The National Garden Bureau named 2012 as the year of the herb, but sort of left us hanging as far as which herb we should be getting excited about.
After all, there are hundreds, if not thousands, of herbs. Many weeds are herbs, not to mention that many flowers are herbs. So which one do we add to our gardens this season in honor of the year of the herb?
Just when we were beginning to wonder if anyone could make a decision, the International Herb Association came to our rescue and proclaimed the herb of the year is rose. This helps, somewhat.
I have a few roses in my yard. My favorite is, of course, an heirloom climbing rose that my mother gave me from her yard. My mother passed away shortly after she gave me the plant. She had two and only wanted one, so she kept the red climber and gave me the pink rose. Shortly after my mother died, my husband built a large arbor to support the climber. It grew large and fast. After only three years, it draped over the 12-foot high arbor, and every June it blooms clusters of single, dark pink roses that last at least a month on the canes. I don't know the variety, but love it when the plant is in bloom.
I also have a damask rose that we moved from one part of the yard to another, and it didn't seem to care. It blooms every spring, pale pink double flowers that are so fragrant they perfume the entire yard and the neighbor's yard as well.
Damask roses are the old garden roses and are considered the most fragrant. The oils of the damask rose are used to make attar of rose or rose oil. It is used in making rose water and for scenting perfumes. The plant is a shrub with nasty thorns and branches that grow every which way like wild hair. But because it is an heirloom, it is quite hardy. We can prune it back to the ground, and it will come back. It didn't mind moving when we decided it belonged by the fence instead of standing alone in the center of the yard. Every year, it still blooms. Damask is related to gallica roses, short, stocky plants that are native to Europe.
Another rose in my garden is a polyantha called Rosa The Fairy. The Fairy is a popular shrub rose among gardeners. Although it grows about two to three feet tall, it can get quite wide and trail three to five feet across. In June the plant will bloom, covering the entire shrub with small pink flowers and creating quite a showy display. It blooms all season, although not quite as impressive as that first burst in early summer.
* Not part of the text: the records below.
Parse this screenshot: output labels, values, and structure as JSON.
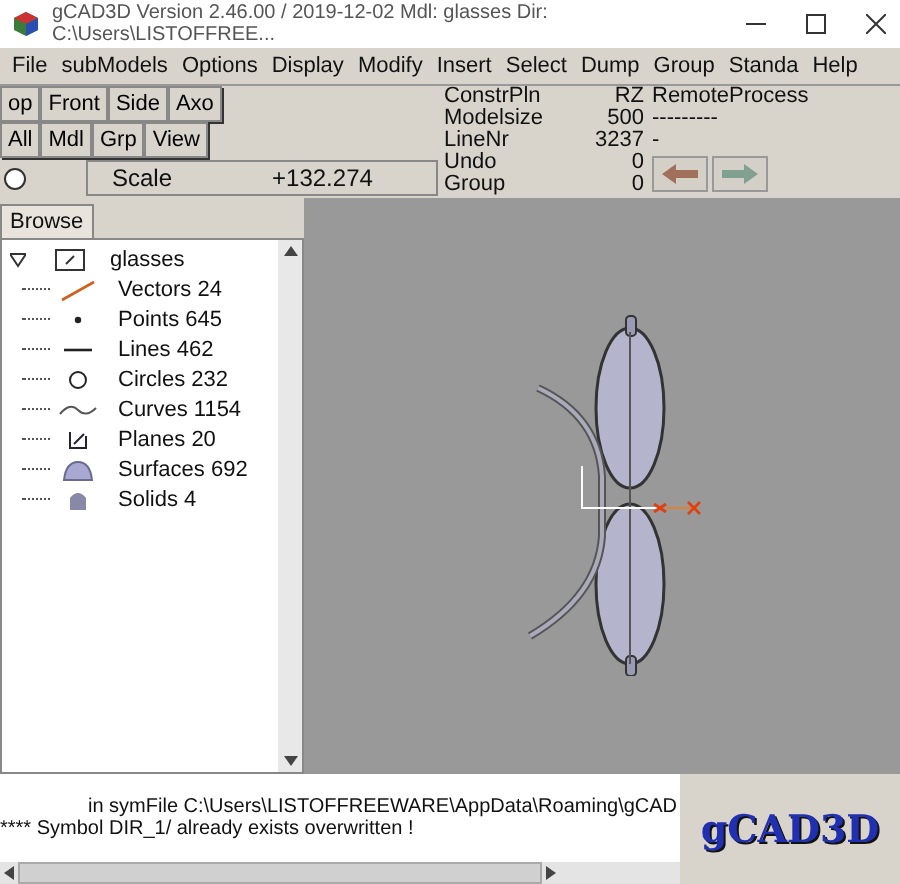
{
  "window": {
    "title": "gCAD3D Version 2.46.00 / 2019-12-02   Mdl: glasses   Dir: C:\\Users\\LISTOFFREE..."
  },
  "menu": [
    "File",
    "subModels",
    "Options",
    "Display",
    "Modify",
    "Insert",
    "Select",
    "Dump",
    "Group",
    "Standa",
    "Help"
  ],
  "view_buttons": [
    [
      "op",
      "Front",
      "Side",
      "Axo"
    ],
    [
      "All",
      "Mdl",
      "Grp",
      "View"
    ]
  ],
  "scale": {
    "label": "Scale",
    "value": "+132.274",
    "selected": false
  },
  "info": [
    {
      "label": "ConstrPln",
      "value": "RZ",
      "extra": "RemoteProcess"
    },
    {
      "label": "Modelsize",
      "value": "500",
      "extra": "---------"
    },
    {
      "label": "LineNr",
      "value": "3237",
      "extra": "-"
    },
    {
      "label": "Undo",
      "value": "0"
    },
    {
      "label": "Group",
      "value": "0"
    }
  ],
  "tabs": [
    {
      "label": "Browse",
      "selected": true
    }
  ],
  "tree": [
    {
      "label": "glasses",
      "kind": "model",
      "expanded": true,
      "children": [
        {
          "label": "Vectors 24",
          "kind": "vector"
        },
        {
          "label": "Points 645",
          "kind": "point"
        },
        {
          "label": "Lines 462",
          "kind": "line"
        },
        {
          "label": "Circles 232",
          "kind": "circle"
        },
        {
          "label": "Curves 1154",
          "kind": "curve"
        },
        {
          "label": "Planes 20",
          "kind": "plane"
        },
        {
          "label": "Surfaces 692",
          "kind": "surface"
        },
        {
          "label": "Solids 4",
          "kind": "solid"
        }
      ]
    }
  ],
  "messages": [
    "in symFile C:\\Users\\LISTOFFREEWARE\\AppData\\Roaming\\gCAD",
    "**** Symbol DIR_1/ already exists  overwritten !"
  ],
  "logo": "gCAD3D"
}
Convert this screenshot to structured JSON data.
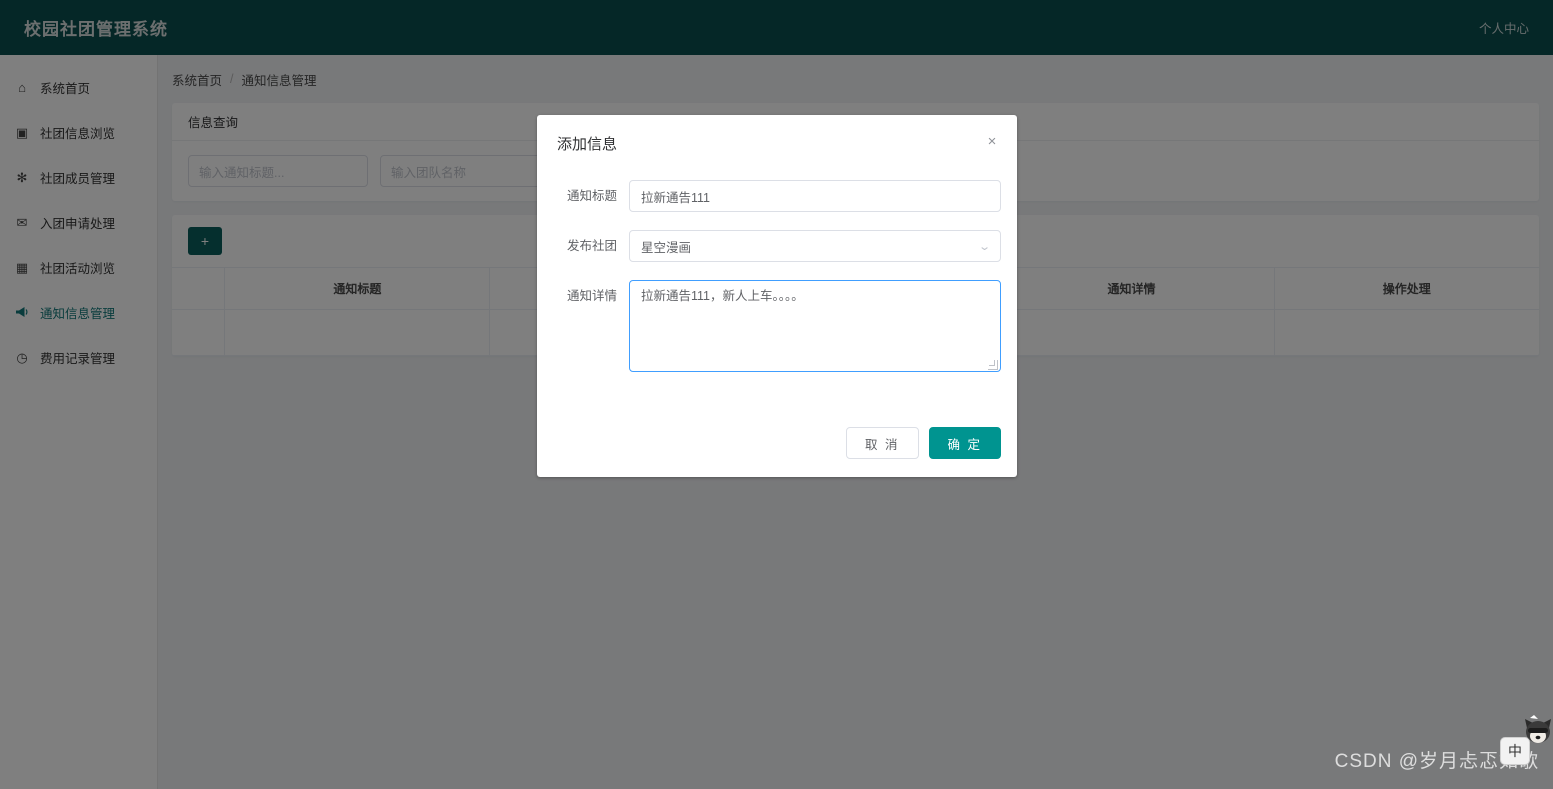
{
  "topbar": {
    "brand": "校园社团管理系统",
    "user_center": "个人中心"
  },
  "sidebar": {
    "items": [
      {
        "label": "系统首页",
        "icon": "home-icon",
        "glyph": "⌂",
        "active": false
      },
      {
        "label": "社团信息浏览",
        "icon": "building-icon",
        "glyph": "▣",
        "active": false
      },
      {
        "label": "社团成员管理",
        "icon": "users-icon",
        "glyph": "✻",
        "active": false
      },
      {
        "label": "入团申请处理",
        "icon": "envelope-icon",
        "glyph": "✉",
        "active": false
      },
      {
        "label": "社团活动浏览",
        "icon": "calendar-icon",
        "glyph": "▦",
        "active": false
      },
      {
        "label": "通知信息管理",
        "icon": "megaphone-icon",
        "glyph": "📢",
        "active": true
      },
      {
        "label": "费用记录管理",
        "icon": "clock-icon",
        "glyph": "◷",
        "active": false
      }
    ]
  },
  "breadcrumb": {
    "root": "系统首页",
    "separator": "/",
    "current": "通知信息管理"
  },
  "search_card": {
    "title": "信息查询",
    "title_input_placeholder": "输入通知标题...",
    "team_input_placeholder": "输入团队名称",
    "title_input_value": "",
    "team_input_value": ""
  },
  "table_card": {
    "add_button_label": "+",
    "columns": [
      "",
      "通知标题",
      "",
      "",
      "通知详情",
      "操作处理"
    ],
    "rows": []
  },
  "dialog": {
    "title": "添加信息",
    "close_label": "×",
    "fields": {
      "notice_title_label": "通知标题",
      "notice_title_value": "拉新通告111",
      "club_label": "发布社团",
      "club_value": "星空漫画",
      "club_caret": "⌄",
      "detail_label": "通知详情",
      "detail_value": "拉新通告111，新人上车。。。。"
    },
    "cancel_label": "取 消",
    "confirm_label": "确 定"
  },
  "overlays": {
    "watermark": "CSDN @岁月忐忑如歌",
    "ime_mode": "中"
  },
  "colors": {
    "header_bg": "#0b4f4f",
    "accent": "#009490",
    "add_button": "#0b5e5c",
    "focus_border": "#409eff",
    "active_nav": "#13797a"
  }
}
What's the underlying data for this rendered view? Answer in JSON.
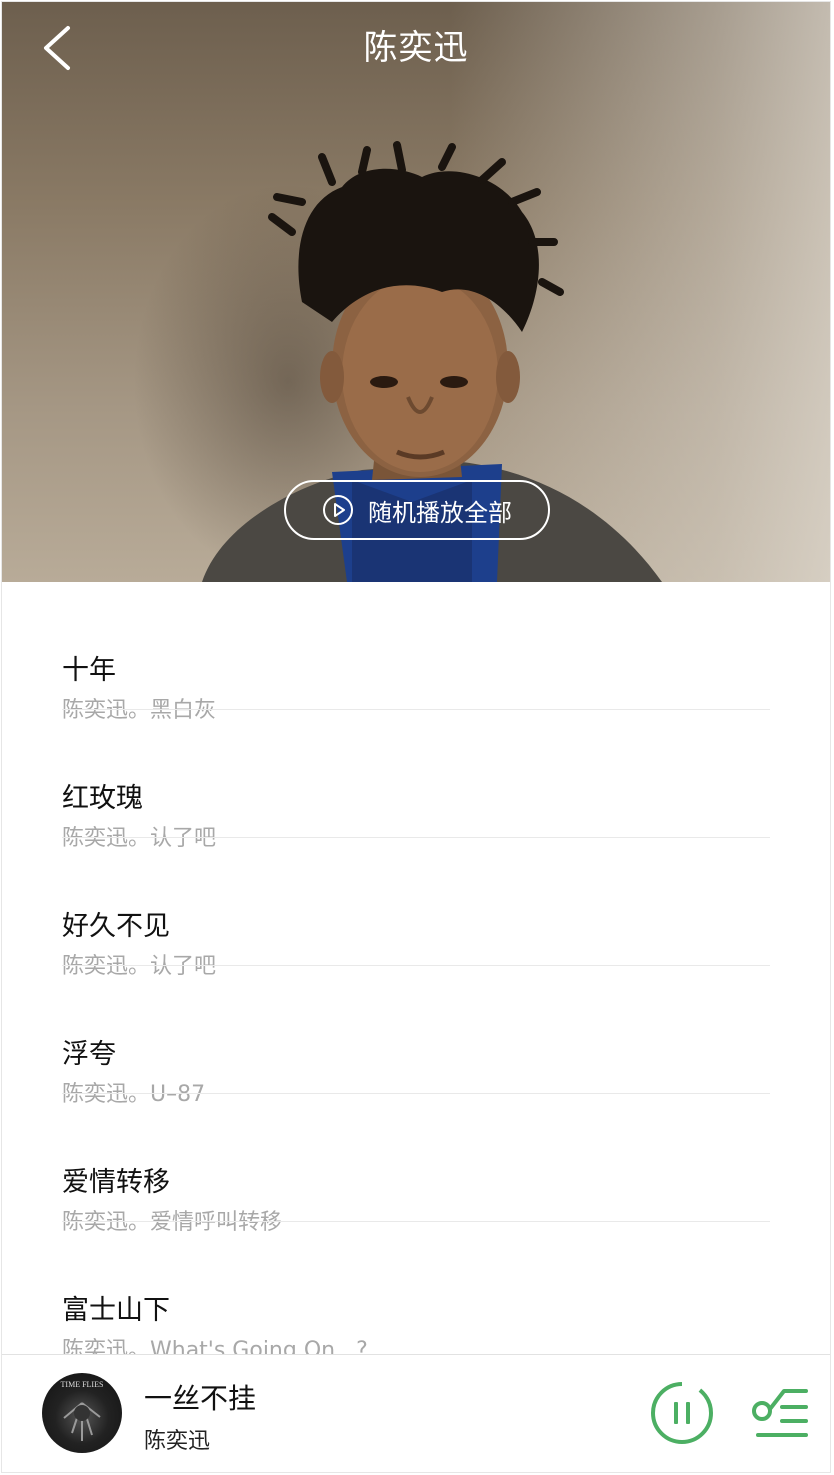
{
  "header": {
    "title": "陈奕迅",
    "back_icon": "chevron-left-icon"
  },
  "hero": {
    "shuffle_label": "随机播放全部",
    "shuffle_icon": "play-circle-icon"
  },
  "songs": [
    {
      "title": "十年",
      "subtitle": "陈奕迅。黑白灰"
    },
    {
      "title": "红玫瑰",
      "subtitle": "陈奕迅。认了吧"
    },
    {
      "title": "好久不见",
      "subtitle": "陈奕迅。认了吧"
    },
    {
      "title": "浮夸",
      "subtitle": "陈奕迅。U–87"
    },
    {
      "title": "爱情转移",
      "subtitle": "陈奕迅。爱情呼叫转移"
    },
    {
      "title": "富士山下",
      "subtitle": "陈奕迅。What's Going On...?"
    }
  ],
  "player": {
    "title": "一丝不挂",
    "artist": "陈奕迅",
    "album_art_text": "TIME FLIES",
    "pause_icon": "pause-circle-icon",
    "playlist_icon": "playlist-icon",
    "accent": "#4caf63"
  }
}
This growth habit is typical of polyantha roses as well as the fact that it is a low maintenance plant with good resistance against black spot and Japanese beetles.
I jumped on the band wagon a few years ago and bought a Knock-Out rose that I planted in the front garden. My Knock-Out is one of the original bright red species with single blooms. I like to think of Knock-Out as the high definition version of roses. The blooms seem to be sharper in color and stand out against the dark green foliage. Varieties have since been cultivated that are double bloomed. Colors range from pink to red and a yellow variety developed a few years ago has become quite popular.
Knock-Out is a trademarked variety developed by Wisconsin rose breeder William Radler. Radler was looking for a rose that was hardy to cold winters and heat tolerant, which would come in handy this season. It is resistant to disease. The popularity of the Knock-Out rose and its shrub-growth habit is appealing to municipalities, public buildings and landscapers looking for low-maintenance, but attractive plants. Like the Stella D'Oro lily of several years ago, the Knock-Out rose has evolved into a popular public landscape plant.
You might wonder what roses have to do with herbs. In fact, roses were herbs long before they were ornamental plants. The seed pods of heirloom roses, called rose hips, are a high source of Vitamin C. It is often used to make tea and can be made into jams, jellies and syrup.
I already mentioned rose oil in perfumes, but in addition to the oils, fresh rose petals were once made into an infusion and used as an astringent to alleviate bleeding. Rose blossoms steaming in a kettle also were used as a facial cleanser. It goes without saying that roses are the symbol of romantic love.